And who would have thought that after suffering through endless iterations of the same storyline that part of that promising future would be Nygma and his turn into the Riddler? Nygma has consistently been the worst part of Gotham for over a season now, due in large part to the show treating his character as nothing but a secondary curiosity. His entire character arc has consisted of an awkward romance with Kringle. Seriously, that’s it. Sure, he murdered her abusive boyfriend, but that bit of plot is more of an inciting incident than anything else. “Mommy’s Little Monster” makes it clear though that with a little attention paid to character psyche and motivation, Nygma can be more than just a caricature.
The transformation of Nygma in this episode is one of those rare examples of Gotham striking the perfect balance in tone. It’s at turns funny, morbid, and tense, feelings that the show has trouble mustering on a weekly basis in a larger context, never mind when applied to an individual storyline. There’s real sadness to the fact that Kringle is dead, and there’s emotion in Nygma using his alter ego to block out the fact that he killed her, that despite all his best intentions, he’s responsible for ending her life. That kind of origin story has an immediate impact, something most of the character reveals on the show have been lacking.
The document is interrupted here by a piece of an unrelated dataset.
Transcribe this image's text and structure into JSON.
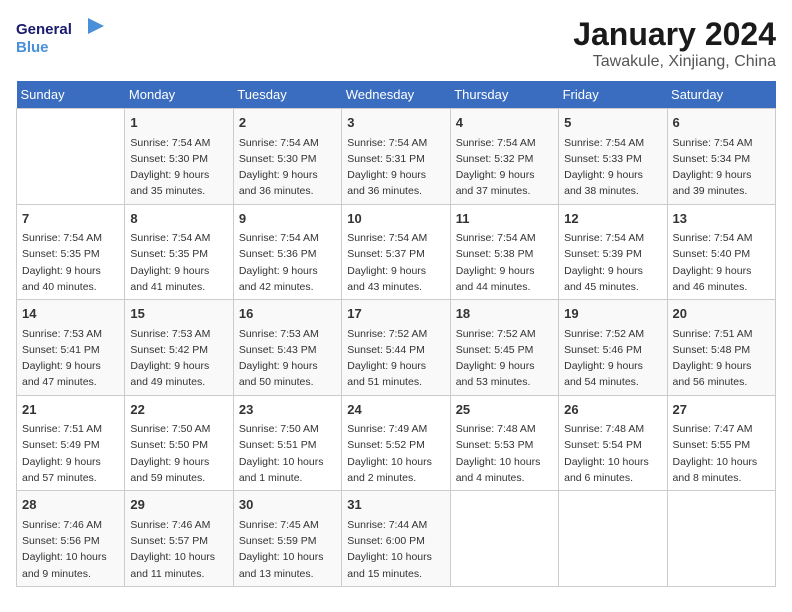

Add to that the touches of humor, including Kringle’s hand being placed in a vending machine behind a row of Ladyfingers, and Nygma’s unraveling of his alter ego’s riddles being set to the smooth lounge sounds of Louis Prima’s “Closer To The Bone,” and you have a B-plot that actually feels fresh and fun, not the typical slog that usually defines a Nygma story.
There’s no telling if the cohesive threads in “Mommy’s Little Monster” will hold together and begin to unravel at just the right time, but at least the episode shows signs of what Gotham can be. This is an episode with a bevy of solid Bullock one-liners, a determined and menacing Penguin, and a clear narrative complete with fun twists and contemplation of forthcoming consequences—we’ll just ignore the horrible (pre?) teen love triangle for now. It’s not perfect, but it’s Gotham with a purpose, and that’s more than can be said for most of this season so far.
- Never Mind The Bullocks: “Questions like that are above my paygrade and below my sense of wonder.”
- “You probably have half a mind to turn yourself in. Luckily, I have the other half.”
- Some solid action scenes tonight, including the climax at the Mayor’s party and Zsasz going after Butch.
- Imagine what would have happened if Gordon’s police force didn’t explicitly state, step by step over the walkie-talkies, what their plan to get Galavan out was!?!?
- Can we get back to a Penguin and Gordon alliance now? Their strange and reluctant partnership has always had great storytelling potential.
- So, um, is Barbara still a character?